In both cases, the cast and director may be unfamiliar to most American audiences. However, without detracting from the originality and certainly the quality of the films, the influence of the Coen brothers and Quentin Tarantino is obvious. So if you liked Fargo and Pulp Fiction, these two movies are worth a try.

Let’s start up North first with Jackpot, a 2011 Norwegian film based on a story by Jo Nesbø, the justly acclaimed author of the Harry Hole detective series. The plot is straightforward enough and in its basic outline, not particularly original. In fact, it’s a variation of Geoffrey Chaucer’s The Pardoner’s Tale, written in the 14th century, which itself was an adaptation of an even earlier story. (Sam Raimi, director of The Evil Dead and the first Spider-Man trilogy, used yet another rendering of the same plot in his 1998 thriller, A Simple Plan.)

It’s in the complex narrative approach (with lots of flashbacks) as well as the cinematic details (acting and directing) that Jackpot delivers.

The movie opens with a bloodbath at a combination porn store/strip club. As the police question the sole survivor and obvious suspect – found pinned beneath the body of an obese patron, and clutching a shotgun – the story comes to life. Three ex-cons and their supervisor Oscar are, oddly, joint winners of a football (aka soccer) lottery. At that point, greed begins to rear its ugly head, along with all sorts of mitigating factors, resulting in a series of brutal/comic demises, which lead up to the opening, but not quite final, shootout.

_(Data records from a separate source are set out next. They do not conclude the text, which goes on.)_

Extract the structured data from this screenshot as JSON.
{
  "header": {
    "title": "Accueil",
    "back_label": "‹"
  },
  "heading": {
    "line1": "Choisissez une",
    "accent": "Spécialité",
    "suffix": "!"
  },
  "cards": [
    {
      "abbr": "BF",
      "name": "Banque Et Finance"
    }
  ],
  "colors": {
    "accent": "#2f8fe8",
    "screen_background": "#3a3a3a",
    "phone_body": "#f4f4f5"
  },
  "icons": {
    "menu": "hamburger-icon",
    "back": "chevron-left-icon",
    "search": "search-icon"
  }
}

Needless to say, nothing is quite as it seems, except for the bewilderment of hapless Oscar (Kyrre Hellum), the only patron of the club/store who wasn’t slaughtered in the debacle. Adapted and directed with élan by Magnus Martens, Jackpot even manages to incorporate a sweet love story within its heady brew of humor and violence.

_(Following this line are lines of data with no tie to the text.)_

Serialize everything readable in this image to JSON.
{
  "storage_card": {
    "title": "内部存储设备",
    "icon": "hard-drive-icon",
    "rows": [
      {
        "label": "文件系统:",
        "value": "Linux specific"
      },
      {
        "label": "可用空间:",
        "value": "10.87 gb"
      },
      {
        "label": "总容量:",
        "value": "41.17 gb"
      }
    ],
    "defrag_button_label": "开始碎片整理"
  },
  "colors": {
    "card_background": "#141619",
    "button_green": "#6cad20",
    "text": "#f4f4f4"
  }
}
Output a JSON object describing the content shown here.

Down under in Australia, brothers Cameron and Colin Cairnes present even more blood and bigger laughs in their debut film, 100 Bloody Acres. Three friends on their way to a music festival cross paths with two brothers whose organic fertilizer business has recently been going great guns, thanks to the addition of human body parts to the process. The preferred ingredients are human roadkill, but the entrepreneurs will take what they can get.

Don’t worry: 100 Bloody Acres is anything but a clone of Wrong Turn or The Texas Chainsaw Massacre. Despite the gore and premise, the movie is solidly grounded in a truly witty script by the Cairnes, with some equally winning performances from the cast of motley characters.

As Sophie, a lovely redhead in whom everyone is interested (for one reason or another), Anna McGahan has both the looks and talent to be a major star. Sophie is spunky and endearing. Her jealous boyfriend James (Oliver Ackland) and their hophead friend Wes (Jamie Kristian) are more one-dimensional, particularly in her shadow. Still, their mutual idiocy in the face of bloody disaster generates laughs when least expected.

The Morgan Brothers, the fertilizer experts, are a study in contrasts. Reg (Damon Herriman from TV’s Justified) is a bit of lunkhead, a frustrated romantic who develops a soft spot for Sophie. His brother Lindsay (Angus Sampson) is a hulking brute, with his mind and grinding machine focused squarely on the family business. Except, that is, for an unlikely tryst with the unlikeliest of partners.

Bolstered by a soundtrack featuring down-home Aussie tunes as well as a funny advertising ditty for Morgan Brothers Organic Fertilizer, 100 Bloody Acres is an unexpected hoot with guts ’n’ grins to spare. The Cairnes brothers’ second film, Scare Campaign, was released in Australia this past November.

I’m keeping an anxious eye out for it to appear over here.

About EU Jacksonville

october, 2021